Research: Stroke remains the leading cause of motor disability in the United States. There is a growing body of evidence suggesting that electrical stimulation to multiple brain areas can promote motor recovery. Such stimulation is shown to be beneficial when applied near the injury, or to distant areas, or to multiple regions together. However, the vast majority of this research has used `open-loop stimulation' (OLS) methods, where stimulation is grossly turned on and off over long-periods of time and the results have shown marginal or inconsistent improvements. In contrast, `closed-loop stimulation' (CLS) aims to deliver stimulation during brief periods of time only in response to specific states. Given that neural activity and brain states are highly non-stationary, CLS may be more physiological in that it can be used to promote states that are associated with adaptive plasticity. To implement a CLS, we need to determine the brain states that are best to trigger CLS and will promote plasticity. Mentored Phase: The objective of this proposal during the mentored K99 phase is: (1) to find brain states that can serve as optimal triggers for CLS, and (2) to test if CLS to perilesional cortex promotes recovery better than OLS. I have conducted pilot experiments using multielectrode recordings and stimulation in awake behaving rodents to better understand the neural states that can both induce plasticity and promote motor recovery after stroke (using different stroke models). My preliminary data indicates that neural synchrony in the ?-band (12-30 Hz) may be an important trigger for stimulation. I will test the effects of CLS triggered by rise in synchrony in the ?-band. Independent Phase: In severe strokes, concurrent stimulation to two motor areas may be better at enhancing cortical excitability. Furthermore, in order to optimize the benefits of CLS, it is important to understand how CLS works. In the independent phase, I will test: (3) the effects of a combined CLS to perilesional cortex and contralesional cerebellum; and (4) the enhanced excitability of M1 cells as the causal substrate of CLS mediated recovery using optogenetic tools.
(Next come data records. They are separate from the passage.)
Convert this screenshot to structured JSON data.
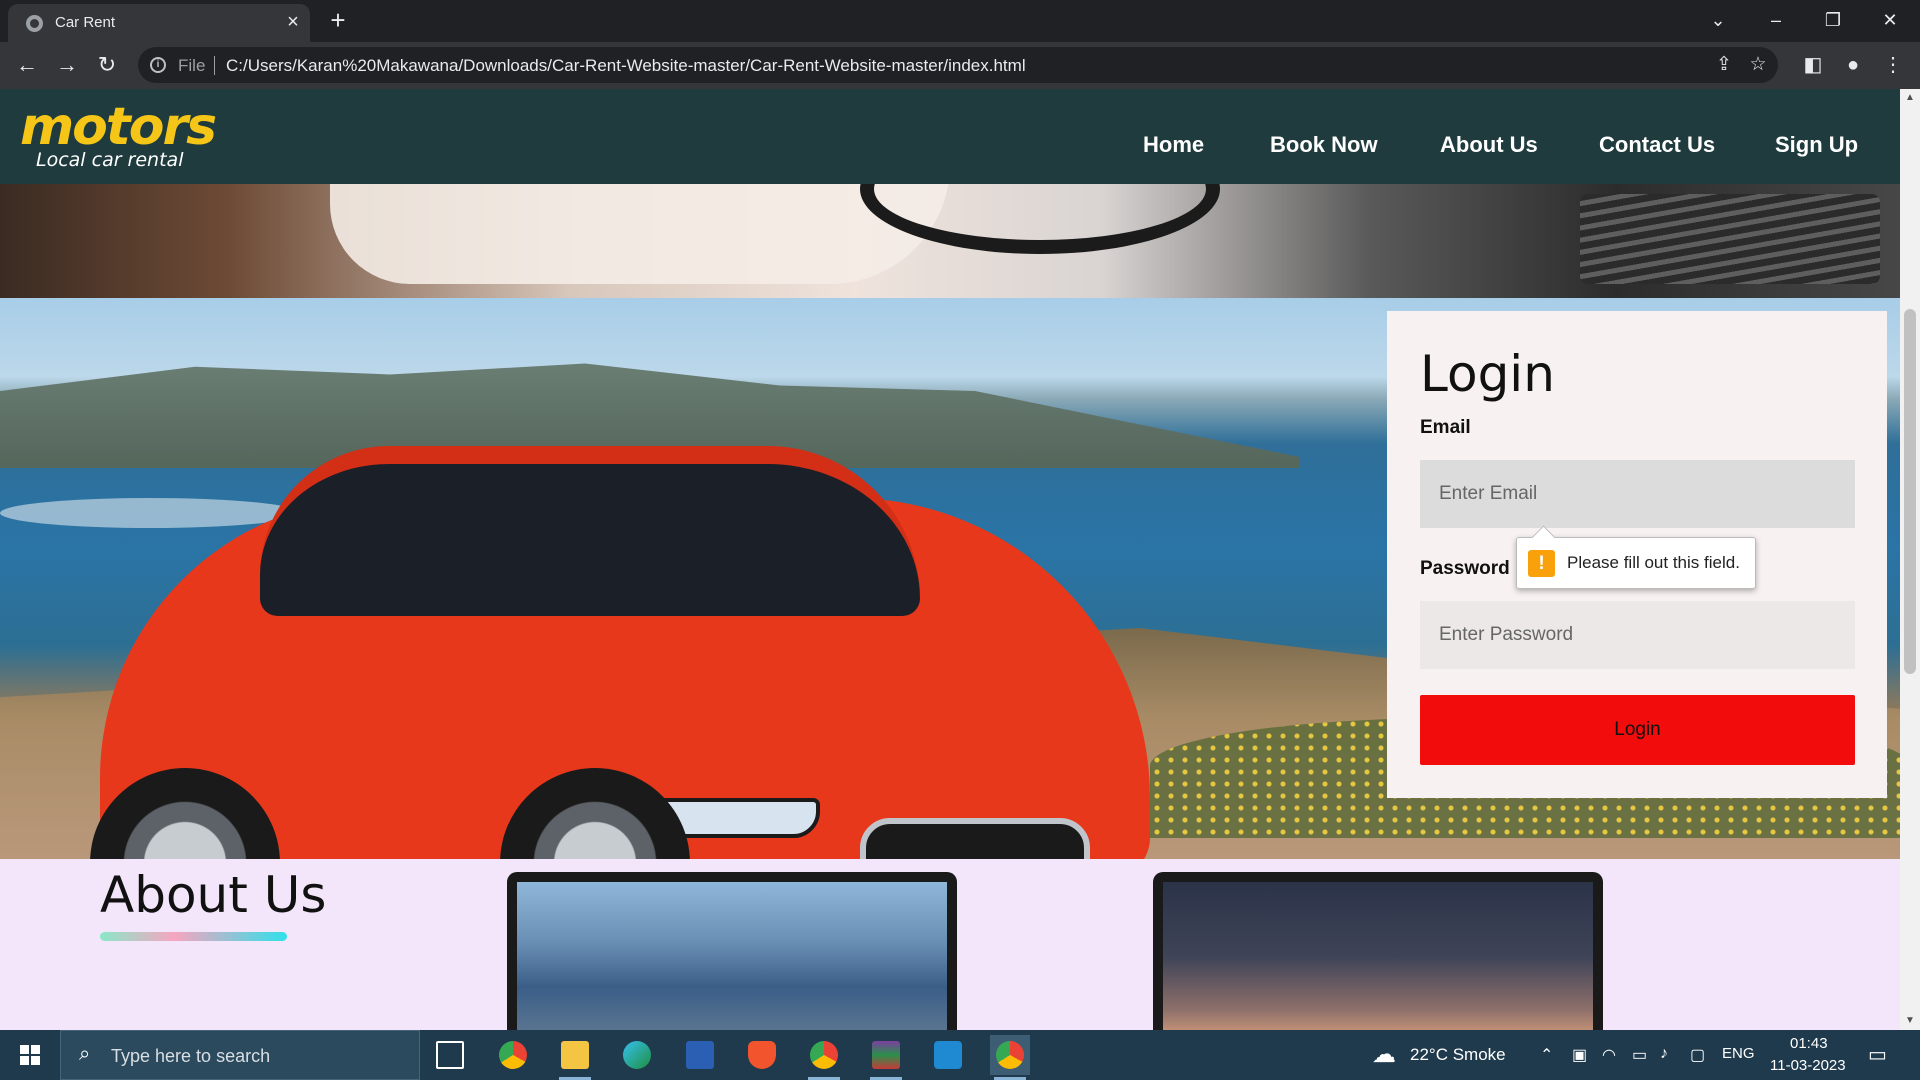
{
  "browser": {
    "tab_title": "Car Rent",
    "tab_close": "×",
    "new_tab": "+",
    "scheme": "File",
    "url": "C:/Users/Karan%20Makawana/Downloads/Car-Rent-Website-master/Car-Rent-Website-master/index.html"
  },
  "site": {
    "logo": "motors",
    "tagline": "Local car rental",
    "nav": [
      "Home",
      "Book Now",
      "About Us",
      "Contact Us",
      "Sign Up"
    ]
  },
  "login": {
    "title": "Login",
    "email_label": "Email",
    "email_placeholder": "Enter Email",
    "password_label": "Password",
    "password_placeholder": "Enter Password",
    "button": "Login",
    "validation_message": "Please fill out this field."
  },
  "about": {
    "title": "About Us"
  },
  "taskbar": {
    "search_placeholder": "Type here to search",
    "weather": "22°C  Smoke",
    "language": "ENG",
    "time": "01:43",
    "date": "11-03-2023"
  },
  "colors": {
    "header_bg": "#1f3b3e",
    "logo": "#f5c518",
    "login_button": "#f30c0c",
    "about_bg": "#f3e6fb"
  }
}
These experiments will combine state-of-the-art multi-resolution electrophysiological monitoring (i.e. spikes, local-field potential, and electrocorticography) with a rodent model of stroke. While this proposed experimental approach is in rodents, using these multiple levels of monitoring, I also seek to identify alternate biomarkers that might be identified through less invasive means (e.g. only using electrocorticography). If successful, these experiments will identify important electrophysiological biomarkers that can be implemented in clinically relevant CLS for stroke recovery. Candidate: my broad interests are in using neural engineering tools for rehabilitation after brain and spinal cord injury. My long-term goal is to become an independent investigator with a lab that combines advanced systems electrophysiological tools with novel rehabilitation strategies focused on advancing new neurotechnologies. I wish to do basic studies in the rodents that utilize multiresolution electrophysiological monitoring. By using these multiple levels of monitoring, it is hoped that translatable biomarkers will be identified. During the training phase of this application, I will gain additional skills in conceptual, technical and career development aspects which will enable me to make a successful transition to an independent position with my own research group. My short-term goals are, (1) to gain expertise in multi-site recordings and stimulation in the motor cortex and the cerebellum, (2) to acquire further proficiency in data analyses skills, (3) to gain expertise in simultaneous optogenetic manipulations and physiology in awake behaving rodents, (4) to improve my knowledge in the clinical aspects of my research (with extensive clinical shadowing with my clinical advisors), (5) to obtain an independent tenure-track assistant professor position and transfer to the R00 portion of this proposal within 2 years, and (6) to successfully obtain R01 funding within 5 years of this proposal. Environment: the vibrant, collaborative research environment (in basic & clinical sciences) at UCSF is conducive to the attainment of these goals. My co-mentors and consultants (some of who are also clinicians) have extensive experience with stroke models in rodents and optogenetics, and also in characterizing physiologic processes in brain injury. Through my collaborators, I also have access to the Gladstone Institute of Neurological Disease, which will aid my pursuit of these research goals. UCSF offers academic courses that I will utilize to gain these research skills. The school also provides a number of career development resources to help postdoctoral fellows gain skills required to achieve independence, including seminars and classes aimed at preparing postdocs for the academic job market and a dedicated resource that helps postdocs apply for academic jobs. I will utilize all of these to enhance my career skills. I will present my scientific work in conferences and regularly in departmental seminars. I will also attend grant writing, lab management, and teaching workshops offered at UCSF.
Stroke is the leading cause of motor disability in the United States. Neuromodulation through electrical stimulation holds promise in improving motor function, but has shown inconsistent results. This proposal aims to investigate whether a stimulation system that delivers stimulation precisely at the time of movement intention works better than conventional stimulation systems, and how does the stimulation affect the ongoing brain activity, which will help implement better neurostimulation systems for stroke.